_Exercise description_
Leave out the pictures and copy everything else in the records exactly.

_Given records_
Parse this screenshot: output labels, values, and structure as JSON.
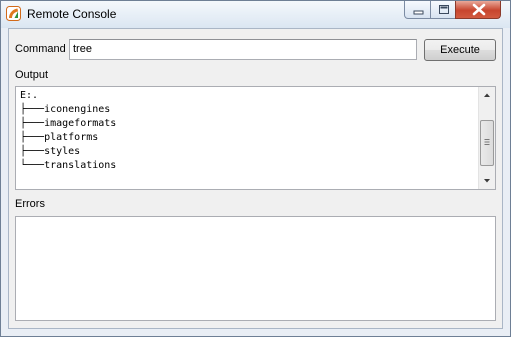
{
  "window": {
    "title": "Remote Console",
    "app_icon": "app-logo-icon",
    "controls": [
      "minimize-icon",
      "maximize-icon",
      "close-icon"
    ]
  },
  "command": {
    "label": "Command",
    "value": "tree"
  },
  "execute_button": {
    "label": "Execute"
  },
  "output": {
    "label": "Output",
    "text": "E:.\n├───iconengines\n├───imageformats\n├───platforms\n├───styles\n└───translations"
  },
  "errors": {
    "label": "Errors",
    "text": ""
  },
  "colors": {
    "close_button": "#c7452e",
    "titlebar": "#dbe6f2",
    "client_background": "#f0f0f0"
  }
}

_Task answer_
Parse this screenshot: output labels, values, and structure as JSON.
{
  "window": {
    "title": "Remote Console",
    "app_icon": "app-logo-icon",
    "controls": [
      "minimize-icon",
      "maximize-icon",
      "close-icon"
    ]
  },
  "command": {
    "label": "Command",
    "value": "tree"
  },
  "execute_button": {
    "label": "Execute"
  },
  "output": {
    "label": "Output",
    "text": "E:.\n├───iconengines\n├───imageformats\n├───platforms\n├───styles\n└───translations"
  },
  "errors": {
    "label": "Errors",
    "text": ""
  },
  "colors": {
    "close_button": "#c7452e",
    "titlebar": "#dbe6f2",
    "client_background": "#f0f0f0"
  }
}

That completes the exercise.